Interestingly, ACME broke off with its French partner EDF Energies Nouvelles’ (EDF-EN) while standing by its decision to bid aggressively for solar power auctions in India, something the latter wasn’t comfortable with (see EDF & Acme Call Off Partnership). Apparently, the strategy continues to work for ACME as of now or so it seems.
The other companies that won 250 MW capacity each were Solenergi Power (Unit 3) with a low bid of 2.974 INR ($0.0444) per kWh and Mahindra Renewables (Unit 1) that won this capacity for 2.979 INR ($0.0445) per kWh.

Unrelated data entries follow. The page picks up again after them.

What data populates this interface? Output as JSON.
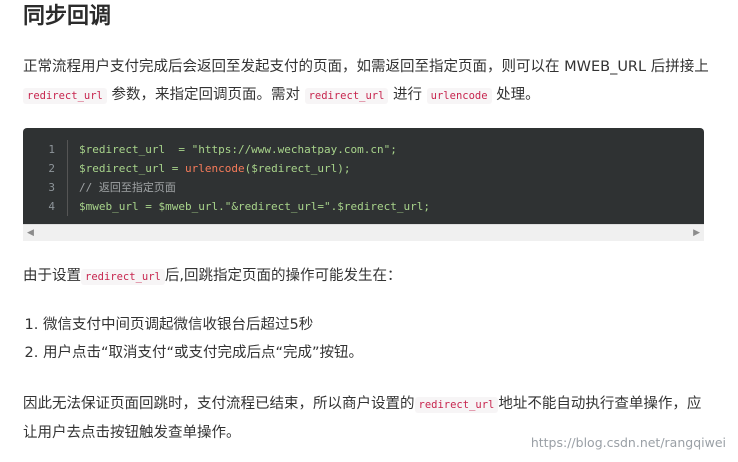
{
  "heading": "同步回调",
  "para1": {
    "text_a": "正常流程用户支付完成后会返回至发起支付的页面，如需返回至指定页面，则可以在 MWEB_URL 后拼接上 ",
    "code_a": "redirect_url",
    "text_b": " 参数，来指定回调页面。需对 ",
    "code_b": "redirect_url",
    "text_c": " 进行 ",
    "code_c": "urlencode",
    "text_d": " 处理。"
  },
  "code_block": {
    "lines": [
      {
        "num": "1",
        "text": "$redirect_url  = \"https://www.wechatpay.com.cn\";"
      },
      {
        "num": "2",
        "pre": "$redirect_url = ",
        "fn": "urlencode",
        "post": "($redirect_url);"
      },
      {
        "num": "3",
        "comment": "// 返回至指定页面"
      },
      {
        "num": "4",
        "text": "$mweb_url = $mweb_url.\"&redirect_url=\".$redirect_url;"
      }
    ]
  },
  "para2": {
    "text_a": "由于设置",
    "code_a": "redirect_url",
    "text_b": "后,回跳指定页面的操作可能发生在："
  },
  "list": [
    "微信支付中间页调起微信收银台后超过5秒",
    "用户点击“取消支付“或支付完成后点“完成”按钮。"
  ],
  "para3": {
    "text_a": "因此无法保证页面回跳时，支付流程已结束，所以商户设置的",
    "code_a": "redirect_url",
    "text_b": "地址不能自动执行查单操作，应让用户去点击按钮触发查单操作。"
  },
  "watermark": "https://blog.csdn.net/rangqiwei",
  "icons": {
    "scroll_left": "triangle-left-icon",
    "scroll_right": "triangle-right-icon"
  }
}
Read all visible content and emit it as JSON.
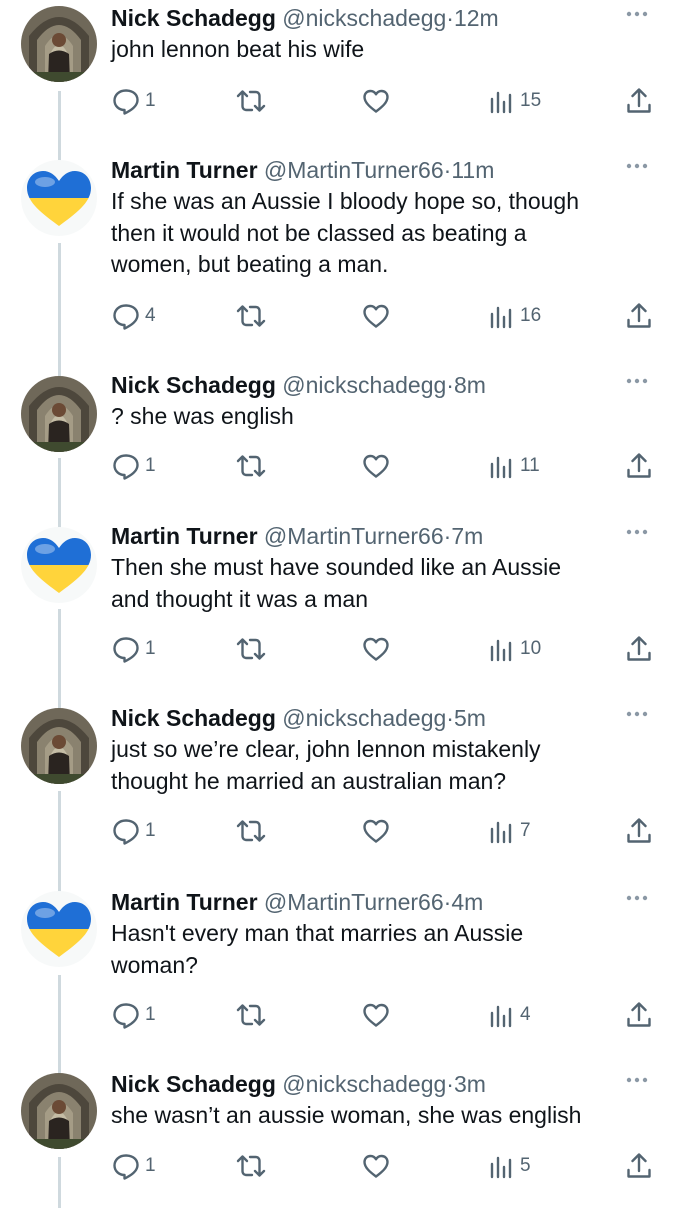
{
  "tweets": [
    {
      "name": "Nick Schadegg",
      "handle": "@nickschadegg",
      "dot": "·",
      "time": "12m",
      "avatar": "avatar-nick",
      "lines": [
        "john lennon beat his wife"
      ],
      "replies": "1",
      "views": "15"
    },
    {
      "name": "Martin Turner",
      "handle": "@MartinTurner66",
      "dot": "·",
      "time": "11m",
      "avatar": "avatar-ukraine-heart",
      "lines": [
        "If she was an Aussie I bloody hope so, though",
        "then it would not be classed as beating a",
        "women, but beating a man."
      ],
      "replies": "4",
      "views": "16"
    },
    {
      "name": "Nick Schadegg",
      "handle": "@nickschadegg",
      "dot": "·",
      "time": "8m",
      "avatar": "avatar-nick",
      "lines": [
        "? she was english"
      ],
      "replies": "1",
      "views": "11"
    },
    {
      "name": "Martin Turner",
      "handle": "@MartinTurner66",
      "dot": "·",
      "time": "7m",
      "avatar": "avatar-ukraine-heart",
      "lines": [
        "Then she must have sounded like an Aussie",
        "and thought it was a man"
      ],
      "replies": "1",
      "views": "10"
    },
    {
      "name": "Nick Schadegg",
      "handle": "@nickschadegg",
      "dot": "·",
      "time": "5m",
      "avatar": "avatar-nick",
      "lines": [
        "just so we’re clear, john lennon mistakenly",
        "thought he married an australian man?"
      ],
      "replies": "1",
      "views": "7"
    },
    {
      "name": "Martin Turner",
      "handle": "@MartinTurner66",
      "dot": "·",
      "time": "4m",
      "avatar": "avatar-ukraine-heart",
      "lines": [
        "Hasn't every man that marries an Aussie",
        "woman?"
      ],
      "replies": "1",
      "views": "4"
    },
    {
      "name": "Nick Schadegg",
      "handle": "@nickschadegg",
      "dot": "·",
      "time": "3m",
      "avatar": "avatar-nick",
      "lines": [
        "she wasn’t an aussie woman, she was english"
      ],
      "replies": "1",
      "views": "5"
    }
  ],
  "icons": {
    "reply": "reply-icon",
    "retweet": "retweet-icon",
    "like": "like-icon",
    "views": "views-icon",
    "share": "share-icon",
    "more": "more-icon"
  },
  "colors": {
    "text": "#0f1419",
    "secondary": "#536471",
    "thread_line": "#cfd9de",
    "ukraine_blue": "#1f6fd6",
    "ukraine_yellow": "#ffd43b"
  }
}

The tender of 750 MW capacity was reportedly over-subscribed 10x, with a volume of 7,500 MW. The Solar Energy Corporation of India (SECI) had set the reserve price for this auction at 4.00 INR ($0.0602) per kWh, way back in November 2016 (see New Record-Low Benchmark PV Tariff In India). However, the fact that prices could go below 3.00 INR ($0.0448) per kWh was realized when financial bids were opened earlier this month (see Record Low Tariff Offers In 750 MW Rewa Tender).

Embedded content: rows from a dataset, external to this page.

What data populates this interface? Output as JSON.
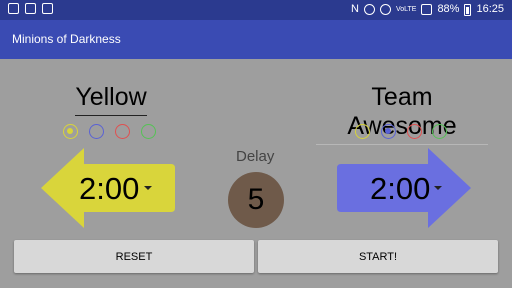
{
  "status_bar": {
    "left_icons": [
      "notification-icon",
      "gallery-icon",
      "briefcase-icon"
    ],
    "nfc": "N",
    "signal_label": "VoLTE",
    "battery": "88%",
    "time": "16:25"
  },
  "app": {
    "title": "Minions of Darkness"
  },
  "left_team": {
    "name": "Yellow",
    "time": "2:00",
    "color": "#d9d53b",
    "selected_color": "yellow",
    "colors": [
      {
        "name": "yellow",
        "hex": "#d8d43a",
        "selected": true
      },
      {
        "name": "blue",
        "hex": "#5a62d4",
        "selected": false
      },
      {
        "name": "red",
        "hex": "#e05050",
        "selected": false
      },
      {
        "name": "green",
        "hex": "#55c255",
        "selected": false
      }
    ]
  },
  "right_team": {
    "name": "Team Awesome",
    "time": "2:00",
    "color": "#6a6fe0",
    "selected_color": "blue",
    "colors": [
      {
        "name": "yellow",
        "hex": "#d8d43a",
        "selected": false
      },
      {
        "name": "blue",
        "hex": "#5a62d4",
        "selected": true
      },
      {
        "name": "red",
        "hex": "#e05050",
        "selected": false
      },
      {
        "name": "green",
        "hex": "#55c255",
        "selected": false
      }
    ]
  },
  "delay": {
    "label": "Delay",
    "value": "5"
  },
  "buttons": {
    "reset": "RESET",
    "start": "START!"
  }
}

Speaking to Mercom, an official of Madhya Pradesh Urja Vikas Nigam Limited (MPUVNL), explained, “We saw record low bids largely because of our progress made on the solar park infrastructure, unlike other solar parks where projects were tendered during initial stages of park development. We in Madhya Pradesh waited to create conducive infrastructure, and the results are here for everyone to see.” The state government has also extended state guarantee for this project (see 750 MW ‘Ultra-Mega’ Solar Project In India).
The lowest tariff in India, however, is still not the world’s lowest. The lowest recorded solar tariff offered in an auction worldwide was in Abu Dhabi last year, when Chinese module maker JinkoSolar and Marubeni Corporation from Japan were leading the race of developers bidding for a 350 MW solar power capacity. The two had offered a tariff of $0.0242 per kWh (see Abu Dhabi 350 MW Tender). The final winner has yet to be awarded in this tender.

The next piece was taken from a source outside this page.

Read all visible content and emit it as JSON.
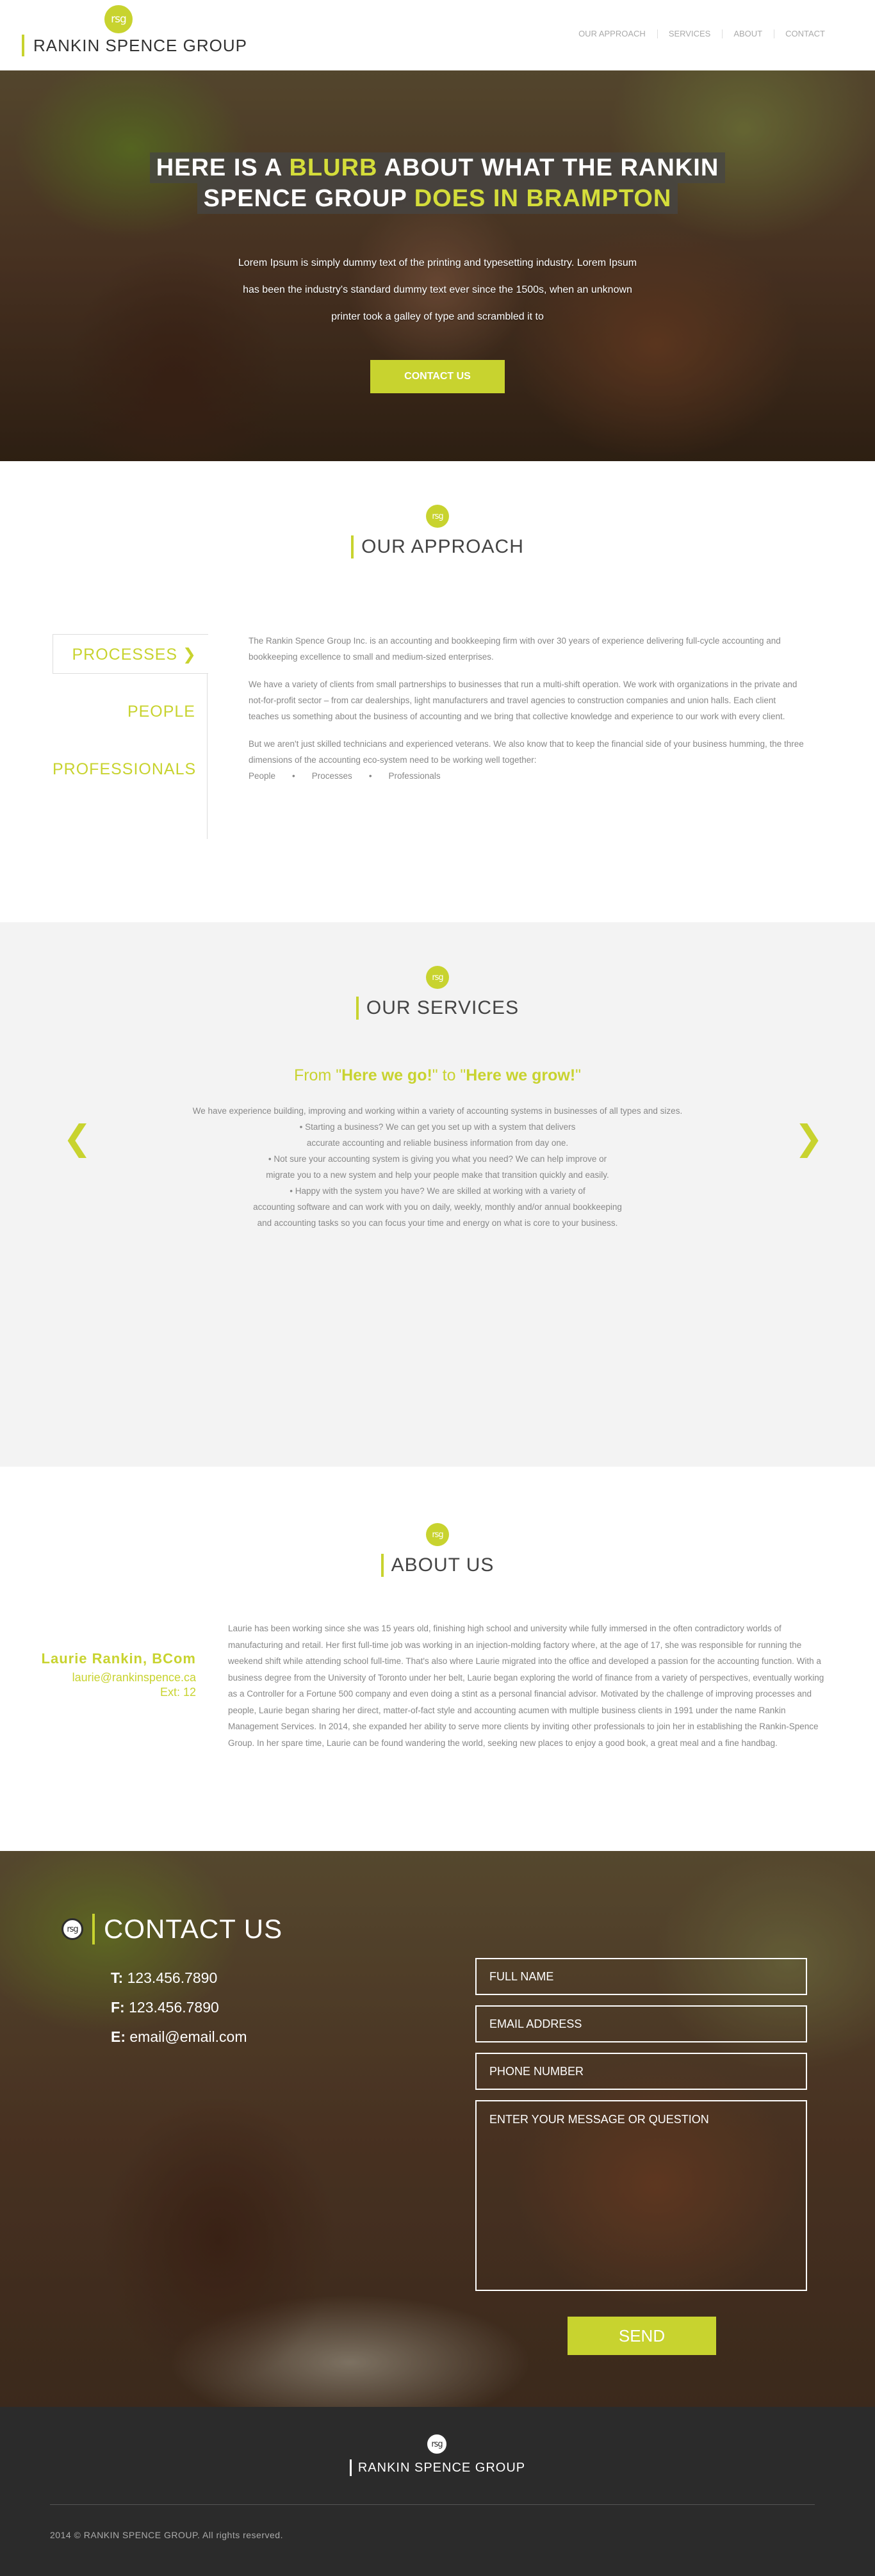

While pointing out the unique characteristics of the Rewa 750 MW tender results, Raj Prabhu, CEO of Mercom, cautioned against comparing them to the rest of such reverse auctions in India. “The size and location of the projects, payment guarantees, deemed generation benefit, longer construction timeline, the recent solar module price crash, and yearly tariff escalation for 15 years – all make the low bids unique,’ he said. Adding, ” The fear is that media, government officials and analysts will hype up the low bids and other states will then start pressuring developers to match bids from the Rewa auction tariffs, which has happened in the past.”